◆ **WORK INSTRUCTIONS**
Would you pull out every line of the material that contains the string "image"?
========================================
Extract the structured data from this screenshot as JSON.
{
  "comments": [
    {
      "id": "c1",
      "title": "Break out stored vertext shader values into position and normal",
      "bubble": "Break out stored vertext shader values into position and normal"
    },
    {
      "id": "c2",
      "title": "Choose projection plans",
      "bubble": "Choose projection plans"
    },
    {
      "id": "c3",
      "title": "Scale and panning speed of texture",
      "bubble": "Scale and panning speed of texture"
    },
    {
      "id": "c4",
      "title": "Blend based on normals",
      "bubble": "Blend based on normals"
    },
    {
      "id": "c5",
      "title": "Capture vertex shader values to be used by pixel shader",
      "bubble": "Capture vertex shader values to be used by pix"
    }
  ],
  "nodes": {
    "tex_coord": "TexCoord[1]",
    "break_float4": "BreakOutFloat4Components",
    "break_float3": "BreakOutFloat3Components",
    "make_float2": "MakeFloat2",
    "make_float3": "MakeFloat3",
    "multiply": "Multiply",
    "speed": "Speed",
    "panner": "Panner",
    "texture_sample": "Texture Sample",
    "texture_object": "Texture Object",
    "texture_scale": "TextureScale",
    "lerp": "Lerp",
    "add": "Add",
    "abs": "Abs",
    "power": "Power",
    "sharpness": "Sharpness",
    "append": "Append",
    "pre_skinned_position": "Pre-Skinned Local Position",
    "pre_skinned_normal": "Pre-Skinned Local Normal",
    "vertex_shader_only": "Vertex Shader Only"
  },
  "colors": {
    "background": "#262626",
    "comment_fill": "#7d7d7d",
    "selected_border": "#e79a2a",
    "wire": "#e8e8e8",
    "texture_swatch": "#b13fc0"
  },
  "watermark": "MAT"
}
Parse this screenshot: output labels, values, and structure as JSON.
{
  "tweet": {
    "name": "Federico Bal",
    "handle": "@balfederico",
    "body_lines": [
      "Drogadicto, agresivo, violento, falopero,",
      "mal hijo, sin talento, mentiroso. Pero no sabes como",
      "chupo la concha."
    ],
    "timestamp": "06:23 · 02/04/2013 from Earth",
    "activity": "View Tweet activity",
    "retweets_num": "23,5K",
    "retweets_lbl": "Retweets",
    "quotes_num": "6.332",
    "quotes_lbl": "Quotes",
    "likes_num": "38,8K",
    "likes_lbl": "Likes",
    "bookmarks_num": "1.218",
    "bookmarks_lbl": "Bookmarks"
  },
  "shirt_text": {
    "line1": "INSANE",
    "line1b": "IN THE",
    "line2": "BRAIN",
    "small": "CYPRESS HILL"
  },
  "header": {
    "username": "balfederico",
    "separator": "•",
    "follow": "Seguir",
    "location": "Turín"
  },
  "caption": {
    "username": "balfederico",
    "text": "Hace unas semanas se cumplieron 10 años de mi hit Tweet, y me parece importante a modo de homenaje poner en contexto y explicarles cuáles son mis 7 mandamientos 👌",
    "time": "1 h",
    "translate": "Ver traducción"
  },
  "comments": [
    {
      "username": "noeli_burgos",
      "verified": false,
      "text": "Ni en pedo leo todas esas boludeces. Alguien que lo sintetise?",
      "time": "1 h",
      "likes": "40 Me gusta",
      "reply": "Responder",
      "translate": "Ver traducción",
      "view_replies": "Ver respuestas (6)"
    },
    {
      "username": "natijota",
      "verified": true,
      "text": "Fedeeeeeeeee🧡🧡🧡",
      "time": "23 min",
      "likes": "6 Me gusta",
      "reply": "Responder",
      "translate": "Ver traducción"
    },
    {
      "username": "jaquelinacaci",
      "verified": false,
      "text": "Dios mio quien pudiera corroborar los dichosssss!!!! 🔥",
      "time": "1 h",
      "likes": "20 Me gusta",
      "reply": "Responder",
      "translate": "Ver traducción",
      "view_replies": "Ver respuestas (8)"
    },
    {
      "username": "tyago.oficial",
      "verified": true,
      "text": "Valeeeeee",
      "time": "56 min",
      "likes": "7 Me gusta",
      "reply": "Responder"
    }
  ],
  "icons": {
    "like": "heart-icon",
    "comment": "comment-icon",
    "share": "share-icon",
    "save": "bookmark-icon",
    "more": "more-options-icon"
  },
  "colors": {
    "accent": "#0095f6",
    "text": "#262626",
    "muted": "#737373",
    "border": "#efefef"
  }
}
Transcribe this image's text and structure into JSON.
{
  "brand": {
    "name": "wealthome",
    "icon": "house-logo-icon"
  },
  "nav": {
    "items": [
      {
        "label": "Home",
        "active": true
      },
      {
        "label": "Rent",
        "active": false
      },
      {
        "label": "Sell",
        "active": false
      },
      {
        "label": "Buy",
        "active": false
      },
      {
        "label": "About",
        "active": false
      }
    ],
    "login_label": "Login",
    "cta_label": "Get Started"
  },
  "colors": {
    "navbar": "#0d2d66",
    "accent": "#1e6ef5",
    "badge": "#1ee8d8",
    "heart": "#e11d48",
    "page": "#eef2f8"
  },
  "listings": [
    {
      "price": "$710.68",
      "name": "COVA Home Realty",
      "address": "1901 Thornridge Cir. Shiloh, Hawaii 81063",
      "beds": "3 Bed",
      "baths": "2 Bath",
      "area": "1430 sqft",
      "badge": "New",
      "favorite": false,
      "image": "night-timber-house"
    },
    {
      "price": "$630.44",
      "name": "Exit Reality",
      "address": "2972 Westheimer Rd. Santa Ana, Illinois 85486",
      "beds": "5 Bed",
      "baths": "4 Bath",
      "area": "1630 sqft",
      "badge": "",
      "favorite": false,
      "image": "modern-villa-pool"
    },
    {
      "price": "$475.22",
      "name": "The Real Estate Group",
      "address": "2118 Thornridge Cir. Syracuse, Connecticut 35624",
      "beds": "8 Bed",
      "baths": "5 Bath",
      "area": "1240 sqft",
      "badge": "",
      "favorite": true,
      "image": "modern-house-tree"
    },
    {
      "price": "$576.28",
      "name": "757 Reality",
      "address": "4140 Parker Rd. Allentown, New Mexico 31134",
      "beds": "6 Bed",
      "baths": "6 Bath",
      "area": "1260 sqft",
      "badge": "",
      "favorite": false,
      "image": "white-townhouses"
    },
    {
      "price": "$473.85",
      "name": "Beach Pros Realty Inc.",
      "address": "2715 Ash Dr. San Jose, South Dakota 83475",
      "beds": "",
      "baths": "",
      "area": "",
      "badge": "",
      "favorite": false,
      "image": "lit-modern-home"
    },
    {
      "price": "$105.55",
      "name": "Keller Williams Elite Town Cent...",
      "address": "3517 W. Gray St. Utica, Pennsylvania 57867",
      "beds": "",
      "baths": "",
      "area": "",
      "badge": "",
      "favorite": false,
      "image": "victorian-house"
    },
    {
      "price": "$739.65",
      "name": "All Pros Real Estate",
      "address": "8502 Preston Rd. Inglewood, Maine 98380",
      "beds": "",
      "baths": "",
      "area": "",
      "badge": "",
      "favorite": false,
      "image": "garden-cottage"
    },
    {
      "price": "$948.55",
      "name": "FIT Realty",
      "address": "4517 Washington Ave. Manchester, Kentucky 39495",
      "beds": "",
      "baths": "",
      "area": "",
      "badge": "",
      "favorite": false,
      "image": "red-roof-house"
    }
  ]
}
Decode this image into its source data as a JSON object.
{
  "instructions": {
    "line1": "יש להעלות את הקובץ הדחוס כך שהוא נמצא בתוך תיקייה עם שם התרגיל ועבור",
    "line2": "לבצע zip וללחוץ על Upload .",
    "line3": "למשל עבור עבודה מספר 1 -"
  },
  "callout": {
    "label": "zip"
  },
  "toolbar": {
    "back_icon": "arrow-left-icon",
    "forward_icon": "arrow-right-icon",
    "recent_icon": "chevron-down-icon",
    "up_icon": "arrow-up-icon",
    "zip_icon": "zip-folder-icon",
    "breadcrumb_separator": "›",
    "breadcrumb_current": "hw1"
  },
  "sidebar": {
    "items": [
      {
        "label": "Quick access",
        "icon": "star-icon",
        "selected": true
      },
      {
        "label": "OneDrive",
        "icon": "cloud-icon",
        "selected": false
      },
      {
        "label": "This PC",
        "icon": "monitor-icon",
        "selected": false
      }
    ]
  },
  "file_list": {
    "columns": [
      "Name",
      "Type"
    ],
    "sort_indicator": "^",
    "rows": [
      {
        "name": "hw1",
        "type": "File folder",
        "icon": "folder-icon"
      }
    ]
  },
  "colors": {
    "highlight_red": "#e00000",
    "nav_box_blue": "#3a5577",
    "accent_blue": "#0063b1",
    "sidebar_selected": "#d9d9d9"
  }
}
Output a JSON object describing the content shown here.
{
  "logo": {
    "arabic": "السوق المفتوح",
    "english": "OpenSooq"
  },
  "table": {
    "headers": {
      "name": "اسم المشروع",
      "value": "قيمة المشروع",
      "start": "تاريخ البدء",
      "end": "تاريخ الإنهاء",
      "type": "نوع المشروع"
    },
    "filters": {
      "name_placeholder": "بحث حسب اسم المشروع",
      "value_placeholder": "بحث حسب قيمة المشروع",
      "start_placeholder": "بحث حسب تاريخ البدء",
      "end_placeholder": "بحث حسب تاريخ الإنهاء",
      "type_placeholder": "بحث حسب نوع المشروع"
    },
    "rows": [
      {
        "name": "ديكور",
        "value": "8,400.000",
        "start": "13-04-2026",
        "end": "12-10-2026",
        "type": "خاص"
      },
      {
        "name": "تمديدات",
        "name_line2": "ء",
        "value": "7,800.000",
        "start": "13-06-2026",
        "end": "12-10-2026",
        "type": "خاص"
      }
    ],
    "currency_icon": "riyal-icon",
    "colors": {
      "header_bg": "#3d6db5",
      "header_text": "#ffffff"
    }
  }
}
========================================
◆ **YOUR SOLUTION**
Transcribe this image's text and structure into JSON.
      "image": "night-timber-house"
      "image": "modern-villa-pool"
      "image": "modern-house-tree"
      "image": "white-townhouses"
      "image": "lit-modern-home"
      "image": "victorian-house"
      "image": "garden-cottage"
      "image": "red-roof-house"
Decode this image into its source data as a JSON object.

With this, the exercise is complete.